Ellen White writing


The Ellen White Research Project: Exposing the Subtle Attack on the Bible's Authority
Home | Life Sketch | Beliefs | Insights | Predictions | Criticisms | Visions | Books

Christ's Object Lessons

by Ellen G. White

Chapter 26: "Friends by the Mammon of Unrighteousness"

Based on Luke 16:1-9

< Prev  T. of C.  ...  19  20  21  22  23  24  25  26  27  28  29  Next >

Part:  A  B  C

Christ's coming was at a time of intense worldliness. Men were subordinating the eternal to the temporal, the claims of the future to the affairs of the present. They were mistaking phantoms for realities, and realities for phantoms. They did not by faith behold the unseen world. Satan presented before them the things of this life as all-attractive and all-absorbing, and they gave heed to his temptations.

Christ came to change this order of things. He sought to break the spell by which men were infatuated and ensnared. In His teaching He sought to adjust the claims of heaven and earth, to turn men's thoughts from the present to the future. From their pursuit of the things of time, He called them to make provision for eternity.

"There was a certain rich man," He said, "which had a steward; and the same was accused unto him that he had wasted his goods." The rich man had left all his possessions in the hands of this servant; but the servant was unfaithful, and the master was convinced that he was being [p. 367] systematically robbed. He determined to retain him no longer in his service, and he called for an investigation of his accounts. "How is it," he said, "that I hear this of thee? Give an account of thy stewardship; for thou mayest be no longer steward."

With the prospect of discharge before him, the steward saw three paths open to his choice. He must labor, beg, or starve. And he said within himself, "What shall I do? for my lord taketh away from me the stewardship: I cannot dig; to beg I am ashamed. I am resolved what to do, that, when I am put out of the stewardship, they may receive me into their houses. So he called every one of his lord's debtors unto him, and said unto the first, How much owest thou unto my lord? And he said, An hundred measures of oil. And he said unto him, Take thy bill, and sit down quickly, and write fifty. Then said he to another, And how much owest thou? And he said, An hundred measures of wheat. And he said unto him, Take thy bill, and write fourscore".
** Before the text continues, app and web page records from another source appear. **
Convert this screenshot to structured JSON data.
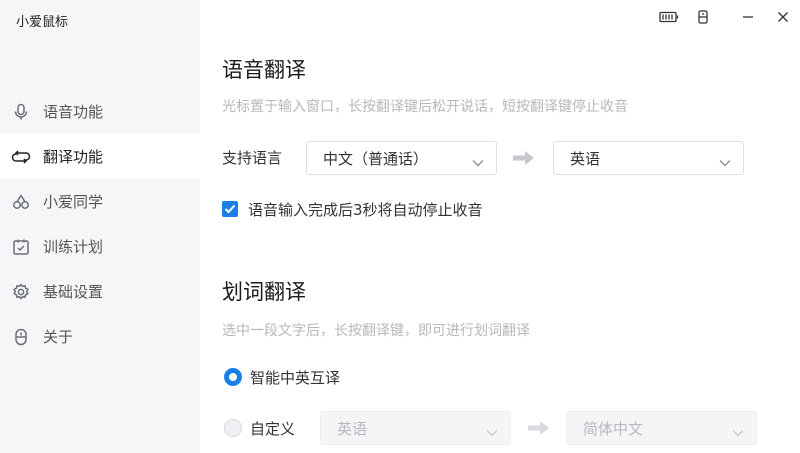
{
  "app": {
    "title": "小爱鼠标"
  },
  "sidebar": {
    "items": [
      {
        "label": "语音功能",
        "icon": "microphone-icon"
      },
      {
        "label": "翻译功能",
        "icon": "translate-icon",
        "active": true
      },
      {
        "label": "小爱同学",
        "icon": "xiaoai-icon"
      },
      {
        "label": "训练计划",
        "icon": "calendar-check-icon"
      },
      {
        "label": "基础设置",
        "icon": "gear-icon"
      },
      {
        "label": "关于",
        "icon": "mouse-icon"
      }
    ]
  },
  "titlebar": {
    "icons": [
      "battery-icon",
      "device-icon",
      "minimize-icon",
      "close-icon"
    ]
  },
  "voice_translation": {
    "title": "语音翻译",
    "hint": "光标置于输入窗口，长按翻译键后松开说话，短按翻译键停止收音",
    "support_label": "支持语言",
    "source_language": "中文（普通话）",
    "target_language": "英语",
    "auto_stop_label": "语音输入完成后3秒将自动停止收音",
    "auto_stop_checked": true
  },
  "word_translation": {
    "title": "划词翻译",
    "hint": "选中一段文字后，长按翻译键，即可进行划词翻译",
    "smart_label": "智能中英互译",
    "custom_label": "自定义",
    "custom_source": "英语",
    "custom_target": "简体中文",
    "selected_mode": "smart"
  },
  "colors": {
    "accent": "#1a7fe6",
    "sidebar_bg": "#f5f6f8",
    "hint": "#b5b8bd"
  }
}
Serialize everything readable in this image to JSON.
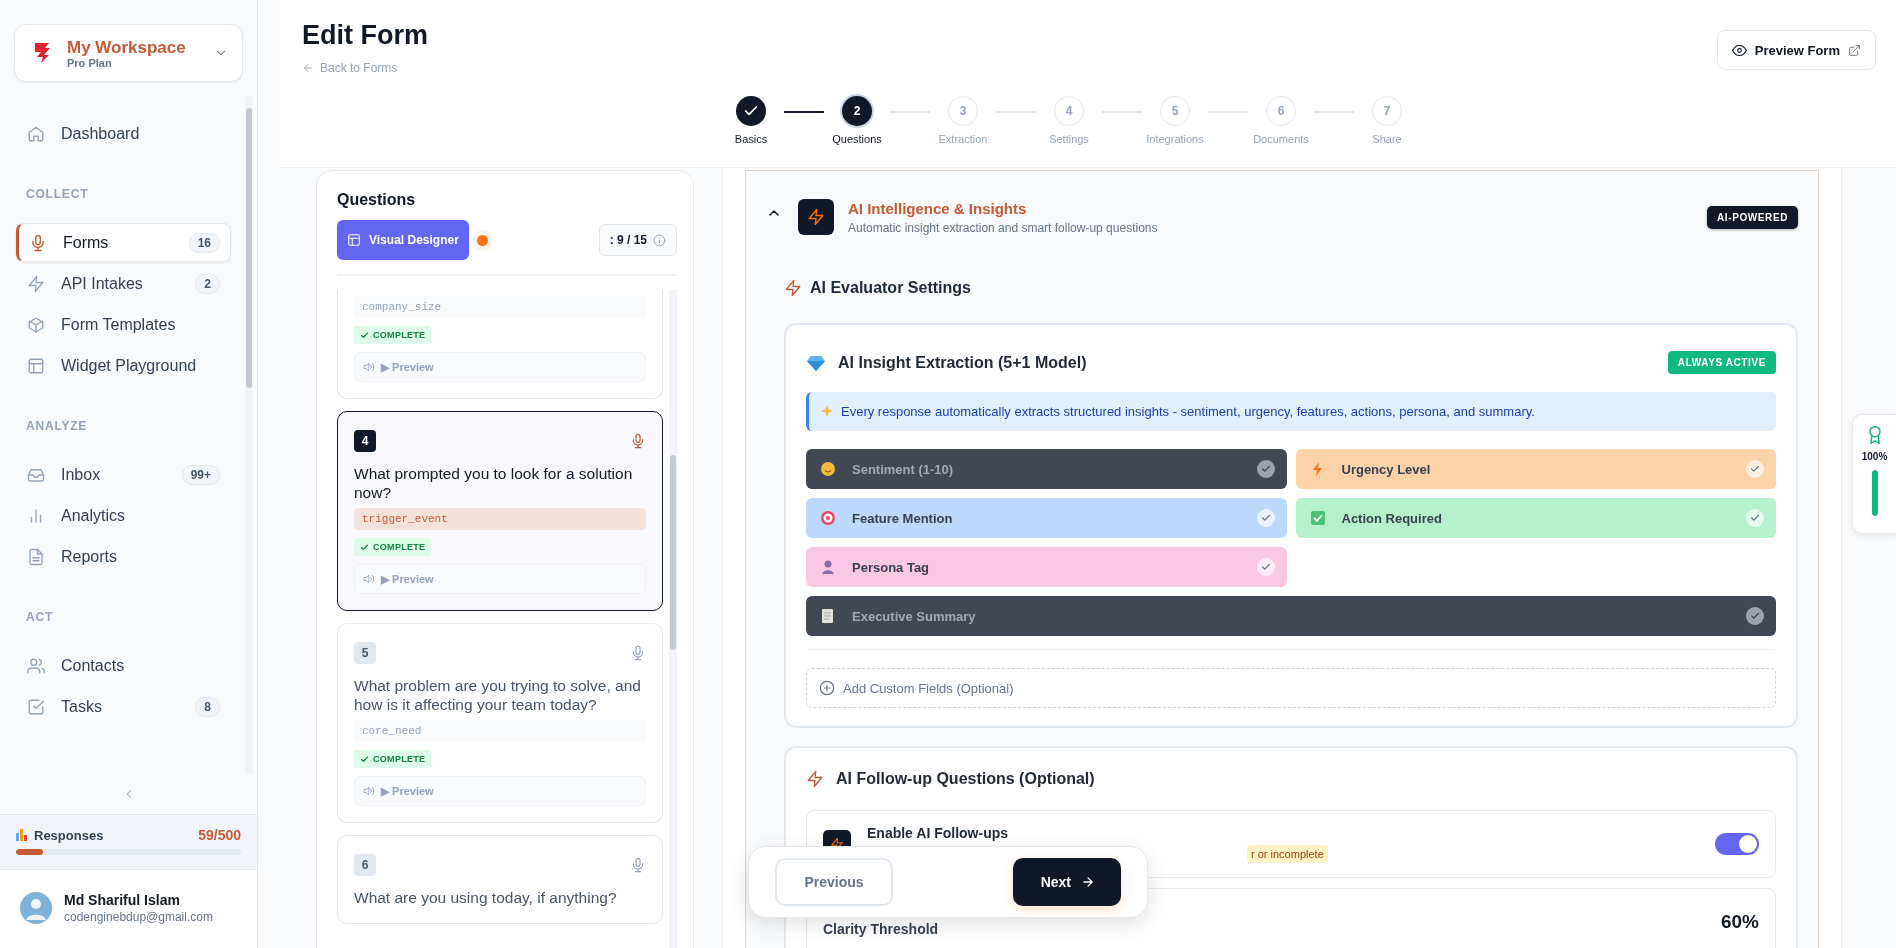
{
  "sidebar": {
    "workspace": {
      "name": "My Workspace",
      "plan": "Pro Plan"
    },
    "top_items": [
      {
        "label": "Dashboard",
        "selected": false
      }
    ],
    "sections": [
      {
        "title": "COLLECT",
        "items": [
          {
            "label": "Forms",
            "badge": "16",
            "selected": true
          },
          {
            "label": "API Intakes",
            "badge": "2",
            "selected": false
          },
          {
            "label": "Form Templates",
            "selected": false
          },
          {
            "label": "Widget Playground",
            "selected": false
          }
        ]
      },
      {
        "title": "ANALYZE",
        "items": [
          {
            "label": "Inbox",
            "badge": "99+",
            "selected": false
          },
          {
            "label": "Analytics",
            "selected": false
          },
          {
            "label": "Reports",
            "selected": false
          }
        ]
      },
      {
        "title": "ACT",
        "items": [
          {
            "label": "Contacts",
            "selected": false
          },
          {
            "label": "Tasks",
            "badge": "8",
            "selected": false
          }
        ]
      }
    ],
    "usage": {
      "label": "Responses",
      "reading": "59/500",
      "level": 0.118
    },
    "user": {
      "name": "Md Shariful Islam",
      "email": "codenginebdup@gmail.com"
    }
  },
  "header": {
    "title": "Edit Form",
    "back_link": "Back to Forms",
    "preview_button": "Preview Form"
  },
  "steps": [
    {
      "label": "Basics",
      "completed": true,
      "selected": false
    },
    {
      "number": "2",
      "label": "Questions",
      "completed": false,
      "selected": true
    },
    {
      "number": "3",
      "label": "Extraction",
      "completed": false,
      "selected": false
    },
    {
      "number": "4",
      "label": "Settings",
      "completed": false,
      "selected": false
    },
    {
      "number": "5",
      "label": "Integrations",
      "completed": false,
      "selected": false
    },
    {
      "number": "6",
      "label": "Documents",
      "completed": false,
      "selected": false
    },
    {
      "number": "7",
      "label": "Share",
      "completed": false,
      "selected": false
    }
  ],
  "questions_panel": {
    "title": "Questions",
    "designer_button": "Visual Designer",
    "counter": ": 9 / 15",
    "questions": [
      {
        "field": "company_size",
        "status": "COMPLETE",
        "preview": "▶ Preview",
        "selected": false
      },
      {
        "number": "4",
        "question": "What prompted you to look for a solution now?",
        "field": "trigger_event",
        "status": "COMPLETE",
        "preview": "▶ Preview",
        "selected": true
      },
      {
        "number": "5",
        "question": "What problem are you trying to solve, and how is it affecting your team today?",
        "field": "core_need",
        "status": "COMPLETE",
        "preview": "▶ Preview",
        "selected": false
      },
      {
        "number": "6",
        "question": "What are you using today, if anything?",
        "selected": false
      }
    ]
  },
  "ai_section": {
    "expanded": true,
    "title": "AI Intelligence & Insights",
    "subtitle": "Automatic insight extraction and smart follow-up questions",
    "badge": "AI-POWERED",
    "evaluator_title": "AI Evaluator Settings",
    "extraction": {
      "title": "AI Insight Extraction (5+1 Model)",
      "badge": "ALWAYS ACTIVE",
      "info": "Every response automatically extracts structured insights - sentiment, urgency, features, actions, persona, and summary.",
      "fields": [
        {
          "label": "Sentiment (1-10)",
          "enabled": false,
          "wide": false
        },
        {
          "label": "Urgency Level",
          "enabled": true,
          "wide": false,
          "color": "#fcd3a8"
        },
        {
          "label": "Feature Mention",
          "enabled": true,
          "wide": false,
          "color": "#bcd9fb"
        },
        {
          "label": "Action Required",
          "enabled": true,
          "wide": false,
          "color": "#b5f2cc"
        },
        {
          "label": "Persona Tag",
          "enabled": true,
          "wide": false,
          "color": "#f9c8e2"
        },
        {
          "label": "Executive Summary",
          "enabled": false,
          "wide": true
        }
      ],
      "add_button": "Add Custom Fields (Optional)"
    },
    "followup": {
      "title": "AI Follow-up Questions (Optional)",
      "toggle_label": "Enable AI Follow-ups",
      "toggle_hint": "r or incomplete",
      "on": true,
      "threshold_label": "Clarity Threshold",
      "threshold_value": "60%"
    }
  },
  "nav": {
    "previous": "Previous",
    "next": "Next"
  },
  "score": {
    "reading": "100%",
    "level": 1
  }
}
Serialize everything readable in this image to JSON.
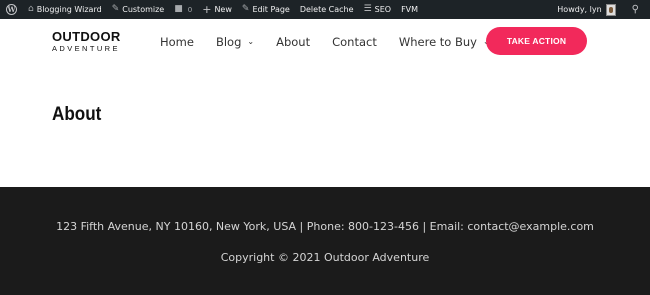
{
  "admin_bar": {
    "wp_logo": "W",
    "site_name": "Blogging Wizard",
    "customize": "Customize",
    "comments_count": "0",
    "new": "New",
    "edit_page": "Edit Page",
    "delete_cache": "Delete Cache",
    "seo": "SEO",
    "fvm": "FVM",
    "howdy": "Howdy, lyn"
  },
  "header": {
    "logo_top": "OUTDOOR",
    "logo_bottom": "ADVENTURE",
    "nav": {
      "home": "Home",
      "blog": "Blog",
      "about": "About",
      "contact": "Contact",
      "where_to_buy": "Where to Buy"
    },
    "cta": "TAKE ACTION"
  },
  "main": {
    "title": "About"
  },
  "footer": {
    "contact_line": "123 Fifth Avenue, NY 10160, New York, USA | Phone: 800-123-456 | Email: contact@example.com",
    "copyright": "Copyright © 2021 Outdoor Adventure"
  },
  "colors": {
    "admin_bar_bg": "#1d2327",
    "accent": "#f2295b",
    "footer_bg": "#1b1b1b"
  },
  "icons": [
    "wordpress-icon",
    "home-icon",
    "brush-icon",
    "comment-icon",
    "plus-icon",
    "pencil-icon",
    "seo-icon",
    "avatar",
    "search-icon",
    "chevron-down-icon"
  ]
}
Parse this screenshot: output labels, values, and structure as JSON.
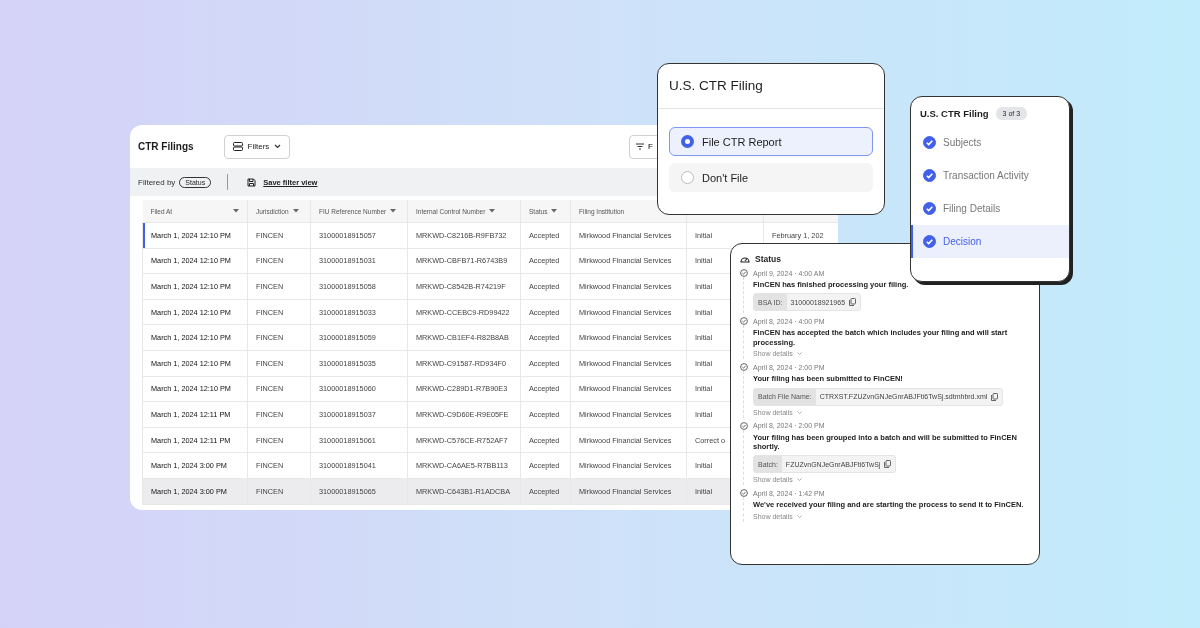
{
  "filings": {
    "title": "CTR Filings",
    "filters_button": "Filters",
    "toolbar_button": "F",
    "filtered_by": "Filtered by",
    "filter_chip": "Status",
    "save_view": "Save filter view",
    "columns": [
      {
        "label": "Filed At",
        "sortable": true
      },
      {
        "label": "Jurisdiction",
        "sortable": true
      },
      {
        "label": "FIU Reference Number",
        "sortable": true
      },
      {
        "label": "Internal Control Number",
        "sortable": true
      },
      {
        "label": "Status",
        "sortable": true
      },
      {
        "label": "Filing Institution",
        "sortable": false
      }
    ],
    "rows": [
      {
        "selected": true,
        "hovered": false,
        "cells": [
          "March 1, 2024 12:10 PM",
          "FINCEN",
          "31000018915057",
          "MRKWD-C8216B-R9FB732",
          "Accepted",
          "Mirkwood Financial Services",
          "Initial",
          "February 1, 202"
        ]
      },
      {
        "selected": false,
        "hovered": false,
        "cells": [
          "March 1, 2024 12:10 PM",
          "FINCEN",
          "31000018915031",
          "MRKWD-CBFB71-R6743B9",
          "Accepted",
          "Mirkwood Financial Services",
          "Initial"
        ]
      },
      {
        "selected": false,
        "hovered": false,
        "cells": [
          "March 1, 2024 12:10 PM",
          "FINCEN",
          "31000018915058",
          "MRKWD-C8542B-R74219F",
          "Accepted",
          "Mirkwood Financial Services",
          "Initial"
        ]
      },
      {
        "selected": false,
        "hovered": false,
        "cells": [
          "March 1, 2024 12:10 PM",
          "FINCEN",
          "31000018915033",
          "MRKWD-CCEBC9-RD99422",
          "Accepted",
          "Mirkwood Financial Services",
          "Initial"
        ]
      },
      {
        "selected": false,
        "hovered": false,
        "cells": [
          "March 1, 2024 12:10 PM",
          "FINCEN",
          "31000018915059",
          "MRKWD-CB1EF4-R82B8AB",
          "Accepted",
          "Mirkwood Financial Services",
          "Initial"
        ]
      },
      {
        "selected": false,
        "hovered": false,
        "cells": [
          "March 1, 2024 12:10 PM",
          "FINCEN",
          "31000018915035",
          "MRKWD-C91587-RD934F0",
          "Accepted",
          "Mirkwood Financial Services",
          "Initial"
        ]
      },
      {
        "selected": false,
        "hovered": false,
        "cells": [
          "March 1, 2024 12:10 PM",
          "FINCEN",
          "31000018915060",
          "MRKWD-C289D1-R7B90E3",
          "Accepted",
          "Mirkwood Financial Services",
          "Initial"
        ]
      },
      {
        "selected": false,
        "hovered": false,
        "cells": [
          "March 1, 2024 12:11 PM",
          "FINCEN",
          "31000018915037",
          "MRKWD-C9D60E-R9E05FE",
          "Accepted",
          "Mirkwood Financial Services",
          "Initial"
        ]
      },
      {
        "selected": false,
        "hovered": false,
        "cells": [
          "March 1, 2024 12:11 PM",
          "FINCEN",
          "31000018915061",
          "MRKWD-C576CE-R752AF7",
          "Accepted",
          "Mirkwood Financial Services",
          "Correct o"
        ]
      },
      {
        "selected": false,
        "hovered": false,
        "cells": [
          "March 1, 2024 3:00 PM",
          "FINCEN",
          "31000018915041",
          "MRKWD-CA6AE5-R7BB113",
          "Accepted",
          "Mirkwood Financial Services",
          "Initial"
        ]
      },
      {
        "selected": false,
        "hovered": true,
        "cells": [
          "March 1, 2024 3:00 PM",
          "FINCEN",
          "31000018915065",
          "MRKWD-C643B1-R1ADCBA",
          "Accepted",
          "Mirkwood Financial Services",
          "Initial"
        ]
      }
    ]
  },
  "decision": {
    "title": "U.S. CTR Filing",
    "options": [
      {
        "label": "File CTR Report",
        "selected": true
      },
      {
        "label": "Don't File",
        "selected": false
      }
    ]
  },
  "steps": {
    "title": "U.S. CTR Filing",
    "badge": "3 of 3",
    "items": [
      {
        "label": "Subjects",
        "done": true,
        "selected": false
      },
      {
        "label": "Transaction Activity",
        "done": true,
        "selected": false
      },
      {
        "label": "Filing Details",
        "done": true,
        "selected": false
      },
      {
        "label": "Decision",
        "done": true,
        "selected": true
      }
    ]
  },
  "status": {
    "title": "Status",
    "events": [
      {
        "time": "April 9, 2024 · 4:00 AM",
        "message": "FinCEN has finished processing your filing.",
        "chip_label": "BSA ID:",
        "chip_value": "31000018921965"
      },
      {
        "time": "April 8, 2024 · 4:00 PM",
        "message": "FinCEN has accepted the batch which includes your filing and will start processing.",
        "details": "Show details"
      },
      {
        "time": "April 8, 2024 · 2:00 PM",
        "message": "Your filing has been submitted to FinCEN!",
        "chip_label": "Batch File Name:",
        "chip_value": "CTRXST.FZUZvnGNJeGnrABJFti6TwSj.sdtmhbrd.xml",
        "details": "Show details"
      },
      {
        "time": "April 8, 2024 · 2:00 PM",
        "message": "Your filing has been grouped into a batch and will be submitted to FinCEN shortly.",
        "chip_label": "Batch:",
        "chip_value": "FZUZvnGNJeGnrABJFti6TwSj",
        "details": "Show details"
      },
      {
        "time": "April 8, 2024 · 1:42 PM",
        "message": "We've received your filing and are starting the process to send it to FinCEN.",
        "details": "Show details"
      }
    ]
  }
}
This unfaithful servant made others sharers with him in his dishonesty. He defrauded his master to advantage them, and by accepting this advantage they placed themselves under obligation to receive him as a friend into their homes.

"And the lord commended the unjust steward, because he had done wisely." The worldly man praised the sharpness of the man who had defrauded him. But the rich man's commendation was not the commendation of God.

Christ did not commend the unjust steward, but He made use of a well-known occurrence to illustrate the lesson He desired to teach. "Make to yourselves friends by means of the mammon of unrighteousness," He said, "that when it shall fail, they may receive you into the eternal tabernacles." [p. 368]

The Saviour had been censured by the Pharisees for mingling with publicans and sinners. But His interest in them was not lessened, nor did His efforts for them cease. He saw that their employment brought them into temptation. They were surrounded by enticements to evil. The first wrong step was easy, and the descent was rapid to greater dishonesty and increased crimes. Christ was seeking by every means to win them to higher aims and nobler principles. This purpose He had in mind in the story of the unfaithful steward. There had been among the publicans just such a case as that represented in the parable, and in Christ's description they recognized their own practices. Their attention was arrested, and from the picture of their own dishonest practices many of them learned a lesson of spiritual truth.

The parable was, however, spoken directly to the disciples. To them first the leaven of truth was imparted, and through them it was to reach others. Much of Christ's teaching the disciples did not at first understand, and often His lessons seemed to be almost forgotten. But under the influence of the Holy Spirit these truths were afterward [p. 369] revived with distinctness, and through the disciples they were brought vividly before the new converts who were added to the church.

And the Saviour was speaking also to the Pharisees. He did not relinquish the hope that they would perceive the force of His words. Many had been deeply convicted, and as they should hear the truth under the dictation of the Holy Spirit, not a few would become believers in Christ.

The Pharisees had tried to bring Christ into disrepute by accusing Him of mingling with publicans and sinners. Now He turns the rebuke on these accusers. The scene known to have taken place among the publicans He holds up before the Pharisees both as representing their course of action and as showing the only way in which they can redeem their errors.

Part:  A  B  C

< Prev  T. of C.  ...  19  20  21  22  23  24  25  26  27  28  29  Next >

Home | Life Sketch | Beliefs | Insights | Predictions | Criticisms | Visions | Books

Send in comments and questions to:

© 2005